I arrived at the Keble O’Reilly a tad out of breath, already late and desperate to avoid an awkward entrance. Fortunately, the show had yet to start and my luck improved when I was offered an ice-cream or a beer to take in with me. I paid for a beer, a sort of self-congratulation for making it on time and something to help me through what I was told would be a long show.
John Osborne’s second play provides an insight into the lives of the working-class Rice family during the Suez Crisis. Archie Rice (Charlie Wade) is a failing music-hall comedian and singer whose pitiful acts provide the undercurrent of the show. Unable to keep the traditional music hall entertainment business alive, Archie is a resentful and sordid character who takes his situation out on those closest to him. The play focusses on each member of this post-war family, including Grandad Billy (Arthur Campbell), Archie’s second wife Phoebe (Celine Barclay) and the children, the well-educated Jean (Olivia Marshall) and peace-keeper Frank (Henry Calcutt).
When I entered the theatre, I found myself in a living room. I was taken aback and felt as though I hadn’t meant to enter that way, but soon realised that this was the only entrance. Thrust into the action, it is a credit to the set-design that I really felt as though I had intruded into someone’s home. A traverse stage, with the acting placed across the middle of the room and the audience on either side, the layout was impressive. On one side there was a community-hall-like stage with a spotlight and a row of audience chairs in front of it, and behind these began the 1950s living room which was excellently decorated. How appropriate the set and costumes were for the period was a particular highlight for me, and the designers Tara Kelly and Chloe Dootson-Graube outdid themselves, from the furniture to the tweed jackets and the classic cigarette holder.
What really stole the show for me was the live orchestra. Bringing the play to a resounding start, I was instantly engaged with the opening scene. From feet-tapping trumpet blows to the creation of a nostalgic, vinyl-esque atmosphere that transported me into the period, I was incredibly impressed with the professionality of the music. In particular, the songs Wade performed as part of Archie’s acts, including “Thank God I’m Normal” and “Why Should I Care?”, lit up the room with laughter and were made especially triumphant by the accompanying music. Of course, I cannot omit the two dancers (Gregor Roach and Alex Fleming-Brown) whose stripping down into Union Jack underwear really caught audience attention. These scenes were creatively pulled off, with lighting, costume, and sound design all truly making it feel as though I was experiencing traditional music-hall entertainment.
The performance was, as expected, too long and the ending was dragged out beyond comfort, yet this is perhaps a fault of the script rather than directing and it was truly an impressive feat that the cast were able, despite a few rushed scene changes, to maintain their characters and, notably, their accents. Their scenes all together were dynamic, and one could really feel a sense of dysfunctional family shine through, even past all the on-stage smoking which itself was a nice touch.

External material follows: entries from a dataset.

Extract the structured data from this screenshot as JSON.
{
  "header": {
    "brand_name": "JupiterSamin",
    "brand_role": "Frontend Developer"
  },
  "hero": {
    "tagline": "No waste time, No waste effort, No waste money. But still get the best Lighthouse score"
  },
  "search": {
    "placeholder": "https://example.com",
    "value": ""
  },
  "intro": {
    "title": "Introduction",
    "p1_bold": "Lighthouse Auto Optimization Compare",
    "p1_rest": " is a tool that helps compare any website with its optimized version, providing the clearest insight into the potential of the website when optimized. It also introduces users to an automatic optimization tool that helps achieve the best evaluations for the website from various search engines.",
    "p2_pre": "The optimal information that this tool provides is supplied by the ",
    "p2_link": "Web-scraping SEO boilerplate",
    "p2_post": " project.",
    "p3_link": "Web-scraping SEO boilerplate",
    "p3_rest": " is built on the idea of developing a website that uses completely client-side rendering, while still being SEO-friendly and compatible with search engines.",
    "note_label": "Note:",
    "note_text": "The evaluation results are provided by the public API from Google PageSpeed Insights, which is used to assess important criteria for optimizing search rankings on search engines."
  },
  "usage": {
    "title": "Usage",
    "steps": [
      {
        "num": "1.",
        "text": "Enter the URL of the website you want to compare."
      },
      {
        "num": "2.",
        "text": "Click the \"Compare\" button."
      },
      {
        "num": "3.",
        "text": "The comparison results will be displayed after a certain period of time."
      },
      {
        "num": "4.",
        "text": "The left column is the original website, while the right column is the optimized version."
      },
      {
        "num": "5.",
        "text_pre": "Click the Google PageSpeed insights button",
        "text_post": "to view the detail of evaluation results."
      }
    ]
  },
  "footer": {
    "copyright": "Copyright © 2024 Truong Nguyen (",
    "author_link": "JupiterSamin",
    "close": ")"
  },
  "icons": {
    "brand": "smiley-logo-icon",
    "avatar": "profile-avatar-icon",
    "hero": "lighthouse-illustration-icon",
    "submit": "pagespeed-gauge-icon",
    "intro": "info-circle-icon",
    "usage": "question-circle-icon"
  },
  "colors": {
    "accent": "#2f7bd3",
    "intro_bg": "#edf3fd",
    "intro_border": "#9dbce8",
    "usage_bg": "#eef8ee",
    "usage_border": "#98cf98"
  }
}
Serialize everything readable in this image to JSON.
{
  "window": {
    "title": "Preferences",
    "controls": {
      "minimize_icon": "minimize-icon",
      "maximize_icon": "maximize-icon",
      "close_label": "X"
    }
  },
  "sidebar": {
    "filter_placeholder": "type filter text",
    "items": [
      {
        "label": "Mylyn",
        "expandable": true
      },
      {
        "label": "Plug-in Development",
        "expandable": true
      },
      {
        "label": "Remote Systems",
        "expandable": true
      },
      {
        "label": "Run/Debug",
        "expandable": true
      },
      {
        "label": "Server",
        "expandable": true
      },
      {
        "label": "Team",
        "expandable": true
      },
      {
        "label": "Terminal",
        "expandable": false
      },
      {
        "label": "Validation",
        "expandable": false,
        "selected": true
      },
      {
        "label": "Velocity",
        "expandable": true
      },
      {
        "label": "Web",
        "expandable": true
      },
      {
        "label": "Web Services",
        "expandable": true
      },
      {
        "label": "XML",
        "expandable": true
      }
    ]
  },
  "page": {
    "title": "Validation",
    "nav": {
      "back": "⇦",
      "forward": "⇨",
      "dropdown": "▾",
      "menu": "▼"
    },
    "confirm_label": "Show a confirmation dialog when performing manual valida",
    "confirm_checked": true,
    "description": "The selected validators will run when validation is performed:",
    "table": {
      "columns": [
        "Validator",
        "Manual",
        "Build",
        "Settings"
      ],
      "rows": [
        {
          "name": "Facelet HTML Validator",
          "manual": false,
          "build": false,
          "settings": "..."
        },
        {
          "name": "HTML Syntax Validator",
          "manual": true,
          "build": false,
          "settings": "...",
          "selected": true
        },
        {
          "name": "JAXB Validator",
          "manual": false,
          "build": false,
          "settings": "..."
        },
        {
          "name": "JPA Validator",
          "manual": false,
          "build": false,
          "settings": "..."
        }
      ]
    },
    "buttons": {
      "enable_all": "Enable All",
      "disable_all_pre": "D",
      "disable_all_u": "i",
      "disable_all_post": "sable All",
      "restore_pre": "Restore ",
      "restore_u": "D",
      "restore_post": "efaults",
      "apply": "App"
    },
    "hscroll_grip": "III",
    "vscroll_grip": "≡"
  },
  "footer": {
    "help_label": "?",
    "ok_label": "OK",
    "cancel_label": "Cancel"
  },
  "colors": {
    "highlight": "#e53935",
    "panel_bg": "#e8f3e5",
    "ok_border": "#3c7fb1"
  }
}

The acting was superb. The sinister side of Archie was excellently brought out by Wade, whose commitment to both the crazed stage-personality and spiteful, crude home-body left me feeling uncomfortable and as sombre as he hopeless. Although in his own way resentful, Grandad’s character brought a sense of normality to the piece and Campbell achieved a strange lovability (as loveable as a racist and misogynistic granddad can be) to the role that broke up the continuously descending drunk scenes. The audience came to pity Jean, whose inner turmoil over family, politics, and the “right” thing was so clearly expressed by Marshall throughout. Her expressions and reactions to the chaos unfolding around her – which she too participated in – were never faltering, immersing the audience in the aching disappointment family can provide. Barclay’s portrayal of the constantly fretful, drab Phoebe was my personal favourite. Her accent stunningly captured the period and I fully believed her character, the incessant whining eliciting laughter from the audience and her overly emotional persona wonderfully expressed through Barclay’s mannerisms.
There were many striking monologues throughout this piece, but Wade’s dire speech on the impact, or lack thereof, that one has on the world was especially captivating. “I’ll never make a beautiful fuss,” he remarks, highlighting the sombre period, and dispirited England. The Rice family is self-described as “deadbeats” and “down-and-outs”, and whilst this play so excellently captures these individuals and the wider period, the performance is far from it. Engaging, entertaining, and moving, ‘The Entertainer’ is brilliant.